Let's talk about blended learning

We’ve heard the term ‘blended learning’ before, but what does it really mean? How do we blend rather than replace? And how do we create the right mix for our students?

Blended learning is a combination of 3 things:

  1. Mobile – opening up a world of things you can do with small devices, e.g photo and video, translation and contextual information on the move.
  2. Laptops/desktops – a bigger screen can open up more details and functionality, e.g. Google Docs, research, 3D modelling, graphics etc.
  3. Physical classroom – the place for learning without digital technologies, not necessarily in a classroom, it can incorporate outside.

When we think about blended learning, what should we be considering?

With the incorporation of digital learning, it can:

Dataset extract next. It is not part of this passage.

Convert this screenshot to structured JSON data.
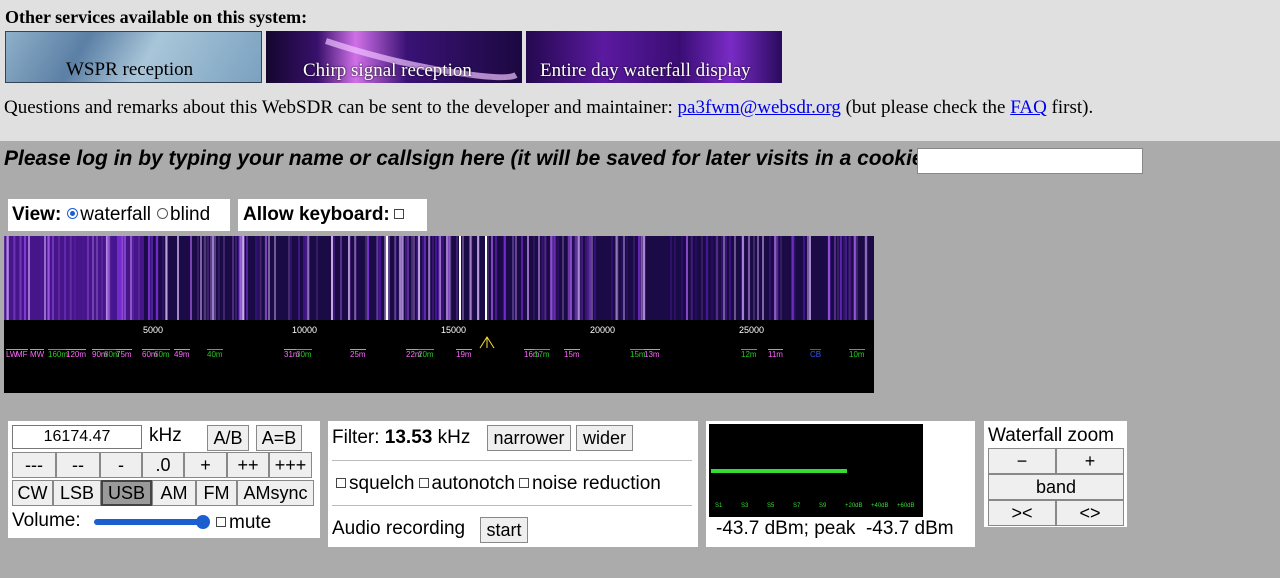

  • Take place outside the face to face classroom
  • Be a part of regular face to face classroom activity
  • Take place in specific activities separated from non-digital learning in the face to face classroom (eg: rotation activities)

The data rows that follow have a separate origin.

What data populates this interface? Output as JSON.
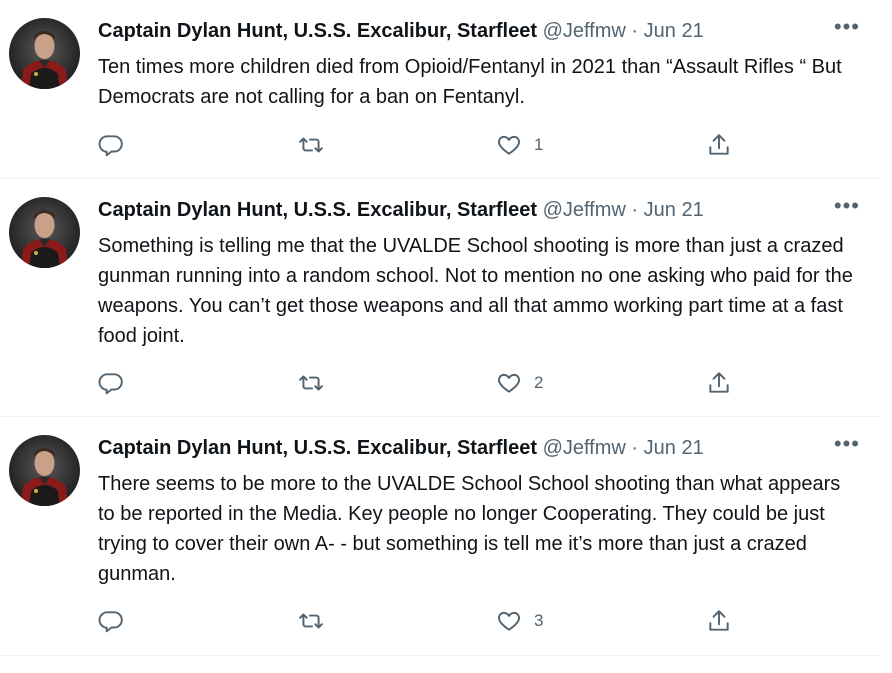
{
  "tweets": [
    {
      "name": "Captain Dylan Hunt, U.S.S. Excalibur, Starfleet",
      "handle": "@Jeffmw",
      "dot": "·",
      "date": "Jun 21",
      "more": "•••",
      "text": "Ten times more children died from Opioid/Fentanyl  in 2021 than “Assault Rifles “ But Democrats are not calling for a ban on Fentanyl.",
      "likes": "1"
    },
    {
      "name": "Captain Dylan Hunt, U.S.S. Excalibur, Starfleet",
      "handle": "@Jeffmw",
      "dot": "·",
      "date": "Jun 21",
      "more": "•••",
      "text": "Something is telling me that the UVALDE School shooting is more than just a crazed gunman running into a random school. Not to mention no one asking who paid for the weapons. You can’t get those weapons and all that ammo working part time at a fast food joint.",
      "likes": "2"
    },
    {
      "name": "Captain Dylan Hunt, U.S.S. Excalibur, Starfleet",
      "handle": "@Jeffmw",
      "dot": "·",
      "date": "Jun 21",
      "more": "•••",
      "text": "There seems to be more to the UVALDE School School shooting than what appears to be reported in the Media. Key people no longer Cooperating. They could be just trying to cover their own A- - but something is tell me it’s more than just a crazed gunman.",
      "likes": "3"
    }
  ],
  "icons": {
    "reply": "reply-icon",
    "retweet": "retweet-icon",
    "like": "heart-icon",
    "share": "share-icon"
  },
  "colors": {
    "text": "#0f1419",
    "secondary": "#536471",
    "border": "#eff3f4",
    "uniform_red": "#8b1a1a"
  }
}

TPACK

Consider the TPACK model and challenge yourself to look into the overlap in knowledge about technology, pedagogy and content.

Reproduced by permission of the publisher, © 2012 by tpack.org

Six tips about blended learning from Richard Wells, DP at Orewa College:

  1. Balance the need of what you want the students to learn with enhancing the natural, social side of learning, the humanistic side of things.
  2. Blended learning offers flexibility. The ability to be more human and more personalised. Students want both the physical and the digital.
  3. If teachers don’t blend, if they don’t move forward, the students will do it themselves, and it becomes an unendorsed version. For example, they’ll set up their own chat forums.
  4. Get students involved with creating instructional videos, it’s important. It helps them to solve problems, and it’s also great for them to hear it from their peers.
  5. Set up class chat ‘Ask the room’ – get them to ask each other first, then ask the teacher last. You’ll be surprised at how far into the evening the chat will go when the students input into the conversation.
  6. Teachers need to talk less! The students want more flexibility, they want to be sociable. And your life as a teacher becomes so much easier!

Watch the Zoom recording

In September 2020, we hosted an online info session about Blended Learning and Dr David Parsons explained the concepts above. If you’re interested, you can watch the Zoom recording here.